Frank Fannon, the assistant secretary for the Bureau of Energy Resources at the U.S. Department of State, commented at an Atlantic Council virtual event in May: “The last thing anyone would want to see is … additional tariffs or regulations that would limit the robust energy trade.”
Fannon’s comment was a response to the EU’s plan to implement what they called a “carbon border adjustment mechanism.” The EU announced last year that it is planning to roll out a carbon border adjustment mechanism to meet its 2030 emissions targets. The mechanism could potentially levy taxes on imports from sectors such as steel, cement, and paper. However, the design of the policy is unclear. The proposal of the border mechanism is expected to be completed next year. Its main objective is to prevent European companies from moving their products to jurisdictions with less strict carbon pricing policies.
Before we find out the full details of the proposal, it’s hard to tell whether it will be an import tariff or a carbon border adjustment, which are two distinct policies. Therefore, it’s too early to determine the proposal’s potential impact on energy trade, or trade generally.
An import tariff is a tax levied by a government on imported goods. By design, an import tariff increases imported goods’ cost for domestic buyers and distorts trade flow in the affected sectors by discouraging imports.
A well-designed border adjustment mechanism ensures all goods consumed within a jurisdiction are taxed.
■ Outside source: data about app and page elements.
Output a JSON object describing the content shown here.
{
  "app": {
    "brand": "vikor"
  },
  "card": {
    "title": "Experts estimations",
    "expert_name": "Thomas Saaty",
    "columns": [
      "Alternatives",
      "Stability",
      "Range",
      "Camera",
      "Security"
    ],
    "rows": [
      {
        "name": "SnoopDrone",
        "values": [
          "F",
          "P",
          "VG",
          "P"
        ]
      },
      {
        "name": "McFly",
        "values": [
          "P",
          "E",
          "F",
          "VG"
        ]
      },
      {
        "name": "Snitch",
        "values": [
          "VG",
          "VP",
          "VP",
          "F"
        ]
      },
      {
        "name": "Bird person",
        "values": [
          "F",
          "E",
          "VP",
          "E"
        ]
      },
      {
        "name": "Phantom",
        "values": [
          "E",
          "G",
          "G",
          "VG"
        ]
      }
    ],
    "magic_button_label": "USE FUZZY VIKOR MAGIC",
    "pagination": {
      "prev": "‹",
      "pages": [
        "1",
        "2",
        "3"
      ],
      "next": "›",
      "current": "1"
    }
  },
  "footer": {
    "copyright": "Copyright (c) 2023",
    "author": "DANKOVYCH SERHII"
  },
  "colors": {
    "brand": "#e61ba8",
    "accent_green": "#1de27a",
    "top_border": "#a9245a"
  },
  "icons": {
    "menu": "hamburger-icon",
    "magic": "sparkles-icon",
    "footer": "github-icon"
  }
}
It works by applying a tax on imports and a rebate on exports. Unlike a tariff, an ideal border adjustment mechanism is trade-neutral, which means it doesn’t encourage or discourage imports or exports. As the economist Alan Auerbach noted: “Unlike tariffs on imports or subsidies for exports, border adjustments are not trade policy. Instead, they are paired and equal adjustments that create a level tax playing field for domestic and overseas competition.”
Some scholars believe that a European “carbon border tax” might not take the form of a newly created tax despite the term “Carbon Border Tax” used by the President of the European Commission. Based on the current EU legal framework and earlier relevant policy proposals, this measure might extend the EU emissions trading system to include importers from selective sectors.
As Fannon mentioned, if the European carbon border tax were an import tariff, it would disrupt the trade flow for energy. However, if it were a border adjustment mechanism, it would likely not cause the same disruption. It will likely be a couple of years before the EU’s carbon border adjustment goes into effect, giving the U.S. time to step up its national effort to mitigate climate change. The U.S. could choose to continue its current patches of regulations or take an overdue step in implementing meaningful carbon prices. When the pandemic dissipates, and we are on track to economic recovery, starting with a modest carbon tax with a commitment to increasing the carbon tax rate over the long run would put us on the right path towards achieving meaningful carbon emission reduction.